Already they have an engine ready to go for aircraft like the Kitfox and Avid Flyer while the KIS, Murphy Rebel, a number of gyroplanes, and many other 100-hp aircraft seem ripe for this engine.
Full “firewall forward” packages are in development right now for the Avid Flyer and others are being planned for the Kitfox, Murphy rebel, and other popular aircraft… these packages will get you flying in minimal time since all the installation work is pre-done by the Stratus folks… for a price currently estimated at some $2400.
Further: if you don’t mind taking your certified Cessna (or other aircraft) out of the normal certified class, you can get a lot of economy out of a conversion. I wish the FAA had a better defined way of dealing with such conversions… putting in a brand-new Stratus sure is a lot cheaper than overhauling an O-200 and the operating economics are simply too good to ignore.
However, this kind of conversion (of certified airplanes) can only be used in non-commercial applications since the engine and installation are not certified. Oh yes… Reiner has one of the more powerful Subaru Legacy engines right now… and is considering a number of high performance aircraft designs for this engines potential of up to 200 hp. It’s gonna get real interesting up in the Northwest, folks.
Stratus is delivering engines right now. Not quite as deluxe as the NSI alternative listed elsewhere on this site, it is the bar gain hunter’s best choice for a cheaper way to get Subaru motivation. Yes, the builder/installer will have to do a little more work to adapt it to most installations until the above-mentioned firewall forward pack ages come available.

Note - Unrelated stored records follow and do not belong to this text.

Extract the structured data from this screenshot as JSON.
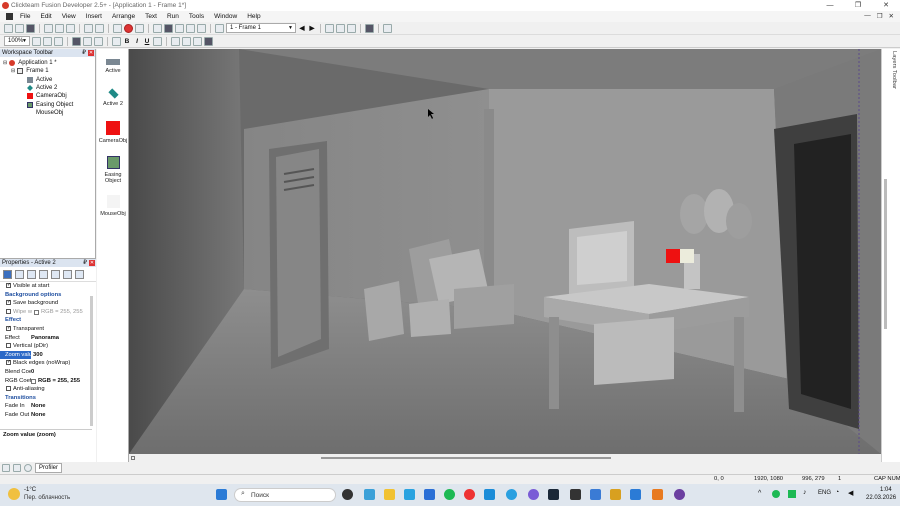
{
  "window": {
    "title": "Clickteam Fusion Developer 2.5+ - [Application 1 - Frame 1*]",
    "controls": [
      "—",
      "❐",
      "✕"
    ]
  },
  "menu": {
    "items": [
      "File",
      "Edit",
      "View",
      "Insert",
      "Arrange",
      "Text",
      "Run",
      "Tools",
      "Window",
      "Help"
    ],
    "right": [
      "—",
      "❐",
      "✕"
    ]
  },
  "toolbar": {
    "frame_select": "1 - Frame 1",
    "zoom_select": "100%",
    "bold": "B",
    "italic": "I",
    "underline": "U"
  },
  "workspace": {
    "title": "Workspace Toolbar",
    "pin": "₽",
    "close": "✕",
    "tree": [
      {
        "label": "Application 1 *",
        "indent": 0,
        "icon": "app-icon"
      },
      {
        "label": "Frame 1",
        "indent": 1,
        "icon": "frame-icon"
      },
      {
        "label": "Active",
        "indent": 2,
        "icon": "active-icon"
      },
      {
        "label": "Active 2",
        "indent": 2,
        "icon": "active2-icon"
      },
      {
        "label": "CameraObj",
        "indent": 2,
        "icon": "camera-icon"
      },
      {
        "label": "Easing Object",
        "indent": 2,
        "icon": "easing-icon"
      },
      {
        "label": "MouseObj",
        "indent": 2,
        "icon": "mouse-icon"
      }
    ]
  },
  "properties": {
    "title": "Properties - Active 2",
    "rows": [
      {
        "type": "check",
        "checked": true,
        "label": "Visible at start"
      },
      {
        "type": "section",
        "label": "Background options"
      },
      {
        "type": "check",
        "checked": true,
        "label": "Save background"
      },
      {
        "type": "checkval",
        "checked": false,
        "label": "Wipe w",
        "value": "RGB = 255, 255"
      },
      {
        "type": "section",
        "label": "Effect"
      },
      {
        "type": "check",
        "checked": true,
        "label": "Transparent"
      },
      {
        "type": "kv",
        "label": "Effect",
        "value": "Panorama"
      },
      {
        "type": "check",
        "checked": false,
        "label": "Vertical (pDir)"
      },
      {
        "type": "kv",
        "label": "Zoom valu",
        "value": "300",
        "highlight": true
      },
      {
        "type": "check",
        "checked": true,
        "label": "Black edges (noWrap)"
      },
      {
        "type": "kv",
        "label": "Blend Coef",
        "value": "0"
      },
      {
        "type": "kv",
        "label": "RGB Coeffi",
        "value": "RGB = 255, 255"
      },
      {
        "type": "check",
        "checked": false,
        "label": "Anti-aliasing"
      },
      {
        "type": "section",
        "label": "Transitions"
      },
      {
        "type": "kv",
        "label": "Fade In",
        "value": "None"
      },
      {
        "type": "kv",
        "label": "Fade Out",
        "value": "None"
      }
    ],
    "description": "Zoom value (zoom)"
  },
  "bottom_tabs": {
    "profiler": "Profiler"
  },
  "objects": [
    {
      "label": "Active",
      "color": "#7a8792"
    },
    {
      "label": "Active 2",
      "color": "#1f8a86"
    },
    {
      "label": "CameraObj",
      "color": "#ee1111"
    },
    {
      "label": "Easing Object",
      "color": "#6a9a6a"
    },
    {
      "label": "MouseObj",
      "color": "#f4f4f4"
    }
  ],
  "right_panel": {
    "title": "Layers Toolbar"
  },
  "status": {
    "cursor": "0, 0",
    "size": "1920, 1080",
    "pos": "996, 279",
    "frame": "1",
    "caps": "CAP  NUM"
  },
  "taskbar": {
    "weather_temp": "-1°C",
    "weather_desc": "Пер. облачность",
    "search": "Поиск",
    "lang": "ENG",
    "time": "1:04",
    "date": "22.03.2026"
  }
}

Still, for the homebuilder or certified aircraft looking for real economy, the Stratus EA81 may be the economy king of sport aviation engines… and one of the most pleasant motors you can fly with. We’re really impressed. Highly recommended.